By Emily Enders Odom, Presbyterian News Service
As the Rev. Allan Boesak rose to give his powerful testimony of his life under the apartheid regime in South Africa and the genesis of the Belhar Confession there, a hushed reverence fell on Montreat Conference Center’s Convocation Hall.
Boesak’s poignant “cry from the heart” from the heart of his own church — and in many ways from his own — met with a standing ovation. It also gave its name to the Oct. 17 conference here: “A Cry from the Heart for Unity, Reconciliation and Justice: From Belhar to Ferguson.”
The conference examined not only the roots of the Belhar Confession in South Africa’s apartheid era, but also explored struggles of race, class, and gender in the present U.S. context in both church and society.
The conference was especially timely not only in the light of the persistence and the destructive consequences of racism as evidenced by the events and the continued unrest in Ferguson, Mo., but also as the Presbyterian Church (USA) has begun the process of voting on a proposed constitutional amendment that would add the Belhar Confession to the PCUSA’s Book of Confessions.
To be added to the denomination’s Constitution, it will have to be ratified by 115, or two-thirds, of the denomination’s 172 presbyteries — each by a two-thirds vote — within the next year. If the confession receives the approval of the presbyteries, the 221nd General Assembly (2016) would then be called upon to give final approval of its inclusion in the Book of Confessions.
Boesak, in tracing the roots of what he called “the history of a heresy” in his native South Africa, said that the apartheid system came to South Africa through colonization and slavery. It found its first form when the colonial Dutch Reformed Church made its decision to divide the church on the basis of race.

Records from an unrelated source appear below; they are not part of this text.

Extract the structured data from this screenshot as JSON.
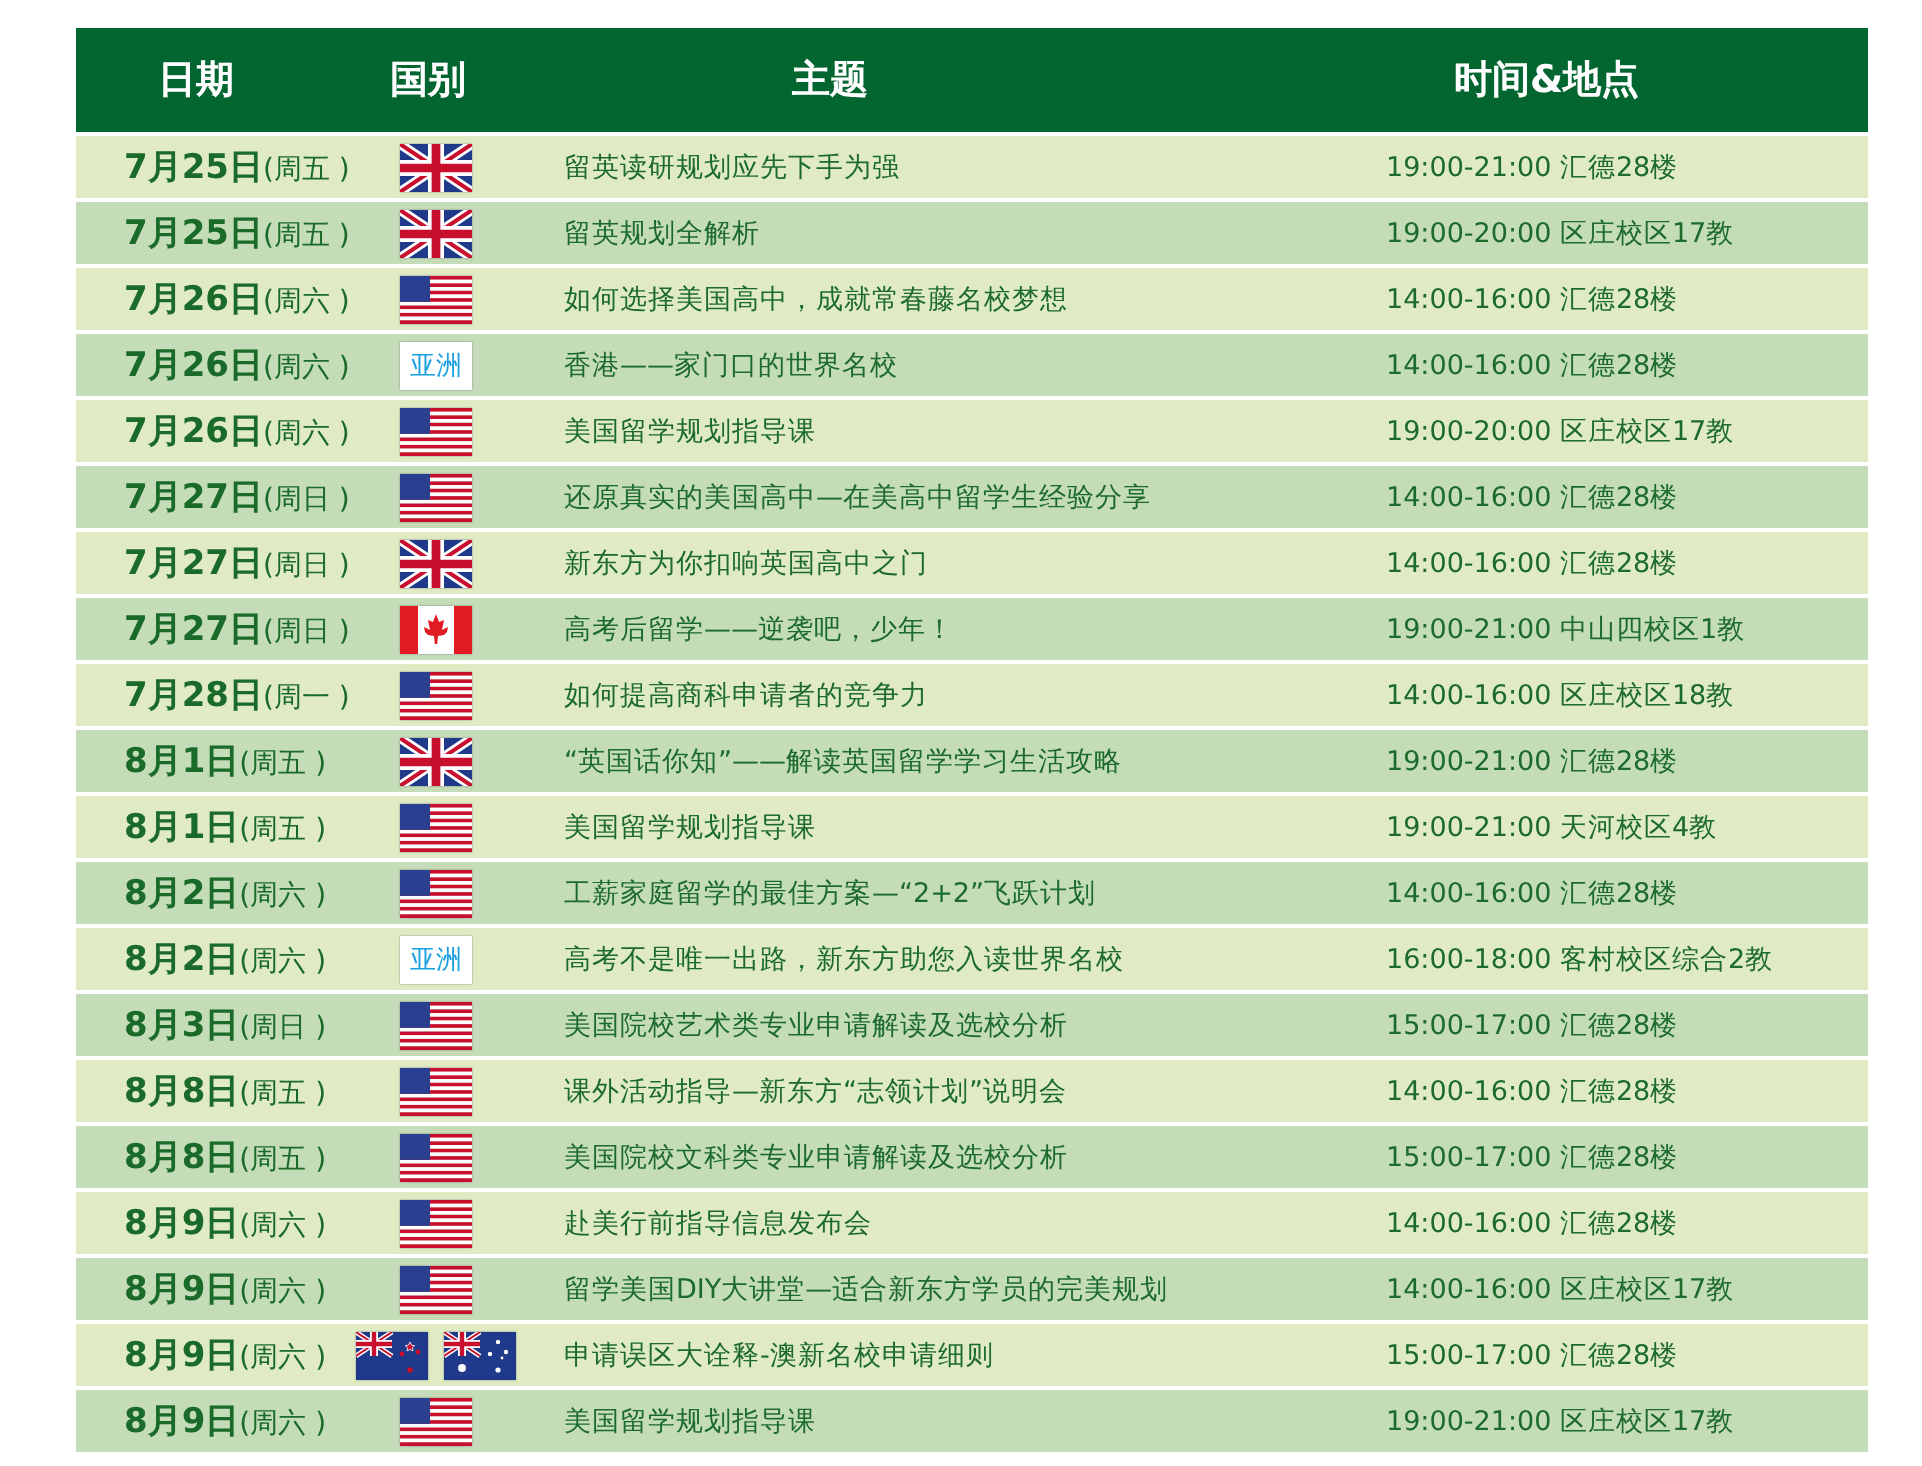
{
  "table": {
    "columns": [
      "日期",
      "国别",
      "主题",
      "时间&地点"
    ],
    "rows": [
      {
        "date": "7月25日",
        "weekday": "(周五 )",
        "flags": [
          {
            "kind": "uk"
          }
        ],
        "topic": "留英读研规划应先下手为强",
        "time_place": "19:00-21:00 汇德28楼"
      },
      {
        "date": "7月25日",
        "weekday": "(周五 )",
        "flags": [
          {
            "kind": "uk"
          }
        ],
        "topic": "留英规划全解析",
        "time_place": "19:00-20:00 区庄校区17教"
      },
      {
        "date": "7月26日",
        "weekday": "(周六 )",
        "flags": [
          {
            "kind": "us"
          }
        ],
        "topic": "如何选择美国高中，成就常春藤名校梦想",
        "time_place": "14:00-16:00 汇德28楼"
      },
      {
        "date": "7月26日",
        "weekday": "(周六 )",
        "flags": [
          {
            "kind": "region",
            "label": "亚洲"
          }
        ],
        "topic": "香港——家门口的世界名校",
        "time_place": "14:00-16:00 汇德28楼"
      },
      {
        "date": "7月26日",
        "weekday": "(周六 )",
        "flags": [
          {
            "kind": "us"
          }
        ],
        "topic": "美国留学规划指导课",
        "time_place": "19:00-20:00 区庄校区17教"
      },
      {
        "date": "7月27日",
        "weekday": "(周日 )",
        "flags": [
          {
            "kind": "us"
          }
        ],
        "topic": "还原真实的美国高中—在美高中留学生经验分享",
        "time_place": "14:00-16:00 汇德28楼"
      },
      {
        "date": "7月27日",
        "weekday": "(周日 )",
        "flags": [
          {
            "kind": "uk"
          }
        ],
        "topic": "新东方为你扣响英国高中之门",
        "time_place": "14:00-16:00 汇德28楼"
      },
      {
        "date": "7月27日",
        "weekday": "(周日 )",
        "flags": [
          {
            "kind": "canada"
          }
        ],
        "topic": "高考后留学——逆袭吧，少年！",
        "time_place": "19:00-21:00 中山四校区1教"
      },
      {
        "date": "7月28日",
        "weekday": "(周一 )",
        "flags": [
          {
            "kind": "us"
          }
        ],
        "topic": "如何提高商科申请者的竞争力",
        "time_place": "14:00-16:00 区庄校区18教"
      },
      {
        "date": "8月1日",
        "weekday": "(周五 )",
        "flags": [
          {
            "kind": "uk"
          }
        ],
        "topic": "“英国话你知”——解读英国留学学习生活攻略",
        "time_place": "19:00-21:00 汇德28楼"
      },
      {
        "date": "8月1日",
        "weekday": "(周五 )",
        "flags": [
          {
            "kind": "us"
          }
        ],
        "topic": "美国留学规划指导课",
        "time_place": "19:00-21:00 天河校区4教"
      },
      {
        "date": "8月2日",
        "weekday": "(周六 )",
        "flags": [
          {
            "kind": "us"
          }
        ],
        "topic": "工薪家庭留学的最佳方案—“2+2”飞跃计划",
        "time_place": "14:00-16:00 汇德28楼"
      },
      {
        "date": "8月2日",
        "weekday": "(周六 )",
        "flags": [
          {
            "kind": "region",
            "label": "亚洲"
          }
        ],
        "topic": "高考不是唯一出路，新东方助您入读世界名校",
        "time_place": "16:00-18:00 客村校区综合2教"
      },
      {
        "date": "8月3日",
        "weekday": "(周日 )",
        "flags": [
          {
            "kind": "us"
          }
        ],
        "topic": "美国院校艺术类专业申请解读及选校分析",
        "time_place": "15:00-17:00 汇德28楼"
      },
      {
        "date": "8月8日",
        "weekday": "(周五 )",
        "flags": [
          {
            "kind": "us"
          }
        ],
        "topic": "课外活动指导—新东方“志领计划”说明会",
        "time_place": "14:00-16:00 汇德28楼"
      },
      {
        "date": "8月8日",
        "weekday": "(周五 )",
        "flags": [
          {
            "kind": "us"
          }
        ],
        "topic": "美国院校文科类专业申请解读及选校分析",
        "time_place": "15:00-17:00 汇德28楼"
      },
      {
        "date": "8月9日",
        "weekday": "(周六 )",
        "flags": [
          {
            "kind": "us"
          }
        ],
        "topic": "赴美行前指导信息发布会",
        "time_place": "14:00-16:00 汇德28楼"
      },
      {
        "date": "8月9日",
        "weekday": "(周六 )",
        "flags": [
          {
            "kind": "us"
          }
        ],
        "topic": "留学美国DIY大讲堂—适合新东方学员的完美规划",
        "time_place": "14:00-16:00 区庄校区17教"
      },
      {
        "date": "8月9日",
        "weekday": "(周六 )",
        "flags": [
          {
            "kind": "nz"
          },
          {
            "kind": "au"
          }
        ],
        "topic": "申请误区大诠释-澳新名校申请细则",
        "time_place": "15:00-17:00 汇德28楼"
      },
      {
        "date": "8月9日",
        "weekday": "(周六 )",
        "flags": [
          {
            "kind": "us"
          }
        ],
        "topic": "美国留学规划指导课",
        "time_place": "19:00-21:00 区庄校区17教"
      }
    ]
  }
}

“When we began to realize that apartheid was not just a political system that was oppressive — not just a racist, exploitative, economic system, not just a system of cultural and political domination and subjugation — but that it could not survive without its moral justification,” he said, referring to the church’s sanction of the practice, “then we began to have some understanding of what the call upon us was to do.”
Because the special committee was charged with educating the whole church about the confession, videos of all four presentations from the Oct. 17 conference are now available online as an educational resource for churches and presbyteries as they prepare to vote on Belhar.